Not every program will incorporate all building blocks but most will have at least three of them. There is one more crucial building block for runners: rest days. You MUST give your body time to rest and harden itself between periods of high effort. You won't get stronger and faster on training days: the gains will happen in the downtime, as your muscles recover and grow. Whatever your goal, you'll want a training program with variation and sufficient rest.
At the end of your run, you want to help your muscles recover and flush the metabolic by-products from your body. So don't stop dead: keep moving, gradually decreasing the effort. If you don't, you'll be punished with soreness and stiffness as soon as you sit down for a while. Cooling down is a good time to incorporate form-improving drills and flexiblity-enhancing stretches.
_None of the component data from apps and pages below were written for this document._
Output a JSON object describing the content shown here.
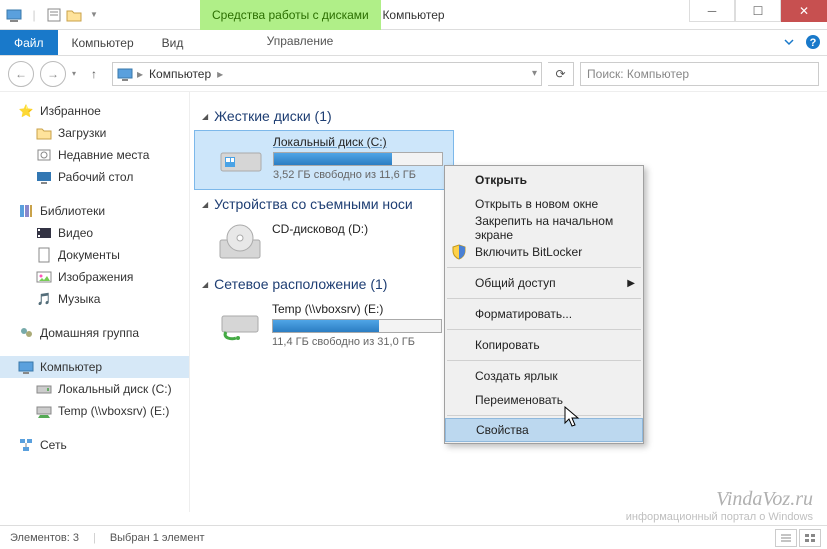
{
  "window": {
    "contextual_tool_title": "Средства работы с дисками",
    "title": "Компьютер"
  },
  "ribbon": {
    "file": "Файл",
    "computer": "Компьютер",
    "view": "Вид",
    "manage": "Управление"
  },
  "address": {
    "location": "Компьютер"
  },
  "search": {
    "placeholder": "Поиск: Компьютер"
  },
  "sidebar": {
    "favorites": "Избранное",
    "downloads": "Загрузки",
    "recent": "Недавние места",
    "desktop": "Рабочий стол",
    "libraries": "Библиотеки",
    "video": "Видео",
    "documents": "Документы",
    "images": "Изображения",
    "music": "Музыка",
    "homegroup": "Домашняя группа",
    "computer": "Компьютер",
    "local_disk": "Локальный диск (C:)",
    "temp": "Temp (\\\\vboxsrv) (E:)",
    "network": "Сеть"
  },
  "groups": {
    "hdd": "Жесткие диски (1)",
    "removable": "Устройства со съемными носи",
    "network": "Сетевое расположение (1)"
  },
  "drives": {
    "c": {
      "name": "Локальный диск (C:)",
      "free_text": "3,52 ГБ свободно из 11,6 ГБ",
      "fill_pct": 70
    },
    "d": {
      "name": "CD-дисковод (D:)"
    },
    "e": {
      "name": "Temp (\\\\vboxsrv) (E:)",
      "free_text": "11,4 ГБ свободно из 31,0 ГБ",
      "fill_pct": 63
    }
  },
  "context_menu": {
    "open": "Открыть",
    "open_new": "Открыть в новом окне",
    "pin": "Закрепить на начальном экране",
    "bitlocker": "Включить BitLocker",
    "share": "Общий доступ",
    "format": "Форматировать...",
    "copy": "Копировать",
    "shortcut": "Создать ярлык",
    "rename": "Переименовать",
    "properties": "Свойства"
  },
  "statusbar": {
    "elements": "Элементов: 3",
    "selected": "Выбран 1 элемент"
  },
  "watermark": {
    "brand": "VindaVoz.ru",
    "tagline": "информационный портал о Windows"
  }
}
Many runners only cross-train when they are forced to: because a training program demands it or because an injury prevents regular training. Beginners find the prospect of even more activity daunting. But regular cross-training sessions can have surprisingly large effects on your running performance and overall fitness. When choosing a supplemental sport, the biggest consideration is whether the cross-training impacts your joints: your ankles and knees are already under a lot stress from running, so explosive sports like tennis, basketball, martial arts etc. increase your risk of injury and hamper your recovery. Swimming is the classic cross-training of choice because it's a highly anaerobic full-body exercise with no joint impact. Don't disregard strength training either: better body symmetry lets you run faster and more efficiently. Also, FitGAF is full of cool people.
“I don't run to add days to my life,
I run to add life to my days.”
-- Ronald Rook
Log off. Shut down. Go run. The road is a good listener and we'll be here when you get back.